By Rohit Kachroo
First came the sound of gunshots late at night.
Then, a few hours later, a carcass was found -- his bloodied face and mutilated body shielded by the long grass.
Before long, the stench of death was rising from what was now a crime scene.
The rangers at Lewa Wildlife Conservancy seemed almost unmoved. But they have seen it, heard it and smelled it too many times before.
Once again, this 60,000-acre park -- home to one in eight of Kenya’s rhinos -- has been struck by an armed gang.
Despite the helicopters, the dog handlers, the electric fencing and the hiring of a former British Army captain as chief executive, Lewa has struggled with the poachers, losing six rhinos over a four-week period earlier this year.
It is a problem for parks across Africa, where some populations of rhino and elephant face extinction within decades. Gruesome killings, like the slaughter of a family of 12 elephants in Kenya’s Tsavo National Park last January, have caused shock but brought no solutions.
At least Lewa has a powerful supporter. This is where Prince William spent much of his gap year. It is where he proposed to Kate Middleton in 2010. And it is here that he found another love: the precious species that are under threat from the trade in ivory and rhino horn.

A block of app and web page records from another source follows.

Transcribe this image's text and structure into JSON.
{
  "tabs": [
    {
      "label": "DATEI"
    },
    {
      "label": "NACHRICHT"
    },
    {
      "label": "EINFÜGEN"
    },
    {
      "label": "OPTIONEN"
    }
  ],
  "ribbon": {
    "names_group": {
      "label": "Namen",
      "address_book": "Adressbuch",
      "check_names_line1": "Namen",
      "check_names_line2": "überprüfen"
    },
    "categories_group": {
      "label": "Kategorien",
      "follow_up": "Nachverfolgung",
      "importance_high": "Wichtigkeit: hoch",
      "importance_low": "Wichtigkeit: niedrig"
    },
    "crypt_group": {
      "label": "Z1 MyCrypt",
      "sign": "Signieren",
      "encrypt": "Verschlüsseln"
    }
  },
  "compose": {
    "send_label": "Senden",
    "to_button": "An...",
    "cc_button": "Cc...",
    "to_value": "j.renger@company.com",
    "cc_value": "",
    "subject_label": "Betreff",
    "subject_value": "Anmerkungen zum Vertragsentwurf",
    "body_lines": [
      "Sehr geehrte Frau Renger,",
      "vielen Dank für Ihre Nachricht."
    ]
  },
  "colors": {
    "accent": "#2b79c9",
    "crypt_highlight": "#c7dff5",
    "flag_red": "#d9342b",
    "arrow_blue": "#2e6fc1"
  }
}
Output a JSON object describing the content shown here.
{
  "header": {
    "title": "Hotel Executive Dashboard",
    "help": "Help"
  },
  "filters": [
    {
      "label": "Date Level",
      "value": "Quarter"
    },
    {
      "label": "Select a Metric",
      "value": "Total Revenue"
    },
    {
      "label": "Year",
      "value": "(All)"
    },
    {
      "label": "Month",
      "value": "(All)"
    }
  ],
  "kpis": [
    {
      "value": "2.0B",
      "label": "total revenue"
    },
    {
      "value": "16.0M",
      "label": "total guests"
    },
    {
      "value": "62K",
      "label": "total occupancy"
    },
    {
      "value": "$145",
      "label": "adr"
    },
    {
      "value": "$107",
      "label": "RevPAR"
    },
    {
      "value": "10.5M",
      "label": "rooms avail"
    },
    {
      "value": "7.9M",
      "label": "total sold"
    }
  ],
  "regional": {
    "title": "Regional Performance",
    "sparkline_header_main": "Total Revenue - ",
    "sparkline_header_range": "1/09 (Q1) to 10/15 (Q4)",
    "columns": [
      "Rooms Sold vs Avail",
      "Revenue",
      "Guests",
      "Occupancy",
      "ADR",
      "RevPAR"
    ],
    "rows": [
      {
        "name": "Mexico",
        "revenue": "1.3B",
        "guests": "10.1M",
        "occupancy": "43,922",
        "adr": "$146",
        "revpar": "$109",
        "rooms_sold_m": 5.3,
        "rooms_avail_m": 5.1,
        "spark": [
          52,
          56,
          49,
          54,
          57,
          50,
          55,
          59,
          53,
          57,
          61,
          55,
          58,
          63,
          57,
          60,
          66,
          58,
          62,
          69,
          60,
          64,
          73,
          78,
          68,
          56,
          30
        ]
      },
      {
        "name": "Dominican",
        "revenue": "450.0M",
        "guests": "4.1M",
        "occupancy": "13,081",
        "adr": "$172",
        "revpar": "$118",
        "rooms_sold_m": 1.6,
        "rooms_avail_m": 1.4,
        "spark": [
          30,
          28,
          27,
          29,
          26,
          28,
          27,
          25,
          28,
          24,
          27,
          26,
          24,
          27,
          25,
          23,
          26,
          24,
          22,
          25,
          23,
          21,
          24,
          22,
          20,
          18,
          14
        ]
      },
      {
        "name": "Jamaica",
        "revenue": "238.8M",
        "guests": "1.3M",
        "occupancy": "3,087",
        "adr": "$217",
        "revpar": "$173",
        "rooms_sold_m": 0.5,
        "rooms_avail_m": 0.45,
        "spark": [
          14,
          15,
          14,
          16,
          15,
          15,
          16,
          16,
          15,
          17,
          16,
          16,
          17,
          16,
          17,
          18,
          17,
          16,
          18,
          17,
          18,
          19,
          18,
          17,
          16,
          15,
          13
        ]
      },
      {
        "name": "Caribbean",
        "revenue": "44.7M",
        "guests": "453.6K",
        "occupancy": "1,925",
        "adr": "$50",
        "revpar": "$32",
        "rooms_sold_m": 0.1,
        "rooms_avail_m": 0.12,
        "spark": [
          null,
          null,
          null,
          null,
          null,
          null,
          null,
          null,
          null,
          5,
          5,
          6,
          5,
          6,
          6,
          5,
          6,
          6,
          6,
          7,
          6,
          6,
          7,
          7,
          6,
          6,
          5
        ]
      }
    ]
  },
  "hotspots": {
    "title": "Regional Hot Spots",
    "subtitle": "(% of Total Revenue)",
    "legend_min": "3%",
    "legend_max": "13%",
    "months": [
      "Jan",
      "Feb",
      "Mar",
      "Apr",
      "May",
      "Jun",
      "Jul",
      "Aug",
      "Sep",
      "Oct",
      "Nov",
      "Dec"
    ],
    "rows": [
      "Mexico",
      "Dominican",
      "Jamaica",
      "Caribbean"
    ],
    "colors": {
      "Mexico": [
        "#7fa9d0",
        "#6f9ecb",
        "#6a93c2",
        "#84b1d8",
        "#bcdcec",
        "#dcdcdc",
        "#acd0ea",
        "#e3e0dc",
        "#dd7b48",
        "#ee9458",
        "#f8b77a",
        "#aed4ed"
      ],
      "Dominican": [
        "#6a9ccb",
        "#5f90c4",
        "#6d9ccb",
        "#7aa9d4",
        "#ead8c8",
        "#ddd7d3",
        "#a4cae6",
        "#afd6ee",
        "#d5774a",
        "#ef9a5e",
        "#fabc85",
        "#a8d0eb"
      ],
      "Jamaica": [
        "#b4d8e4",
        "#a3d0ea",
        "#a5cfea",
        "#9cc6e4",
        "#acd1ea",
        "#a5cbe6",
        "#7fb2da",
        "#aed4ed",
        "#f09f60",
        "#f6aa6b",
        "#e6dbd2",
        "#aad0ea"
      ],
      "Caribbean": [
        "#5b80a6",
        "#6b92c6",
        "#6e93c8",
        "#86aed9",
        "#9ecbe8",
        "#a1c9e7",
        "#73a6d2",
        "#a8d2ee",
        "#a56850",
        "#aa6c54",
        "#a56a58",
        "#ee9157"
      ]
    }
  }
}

On Tuesday, William will challenge African "producer" countries and Asian "consumer" countries to end the slaughter. But what is the chance of a real solution? More....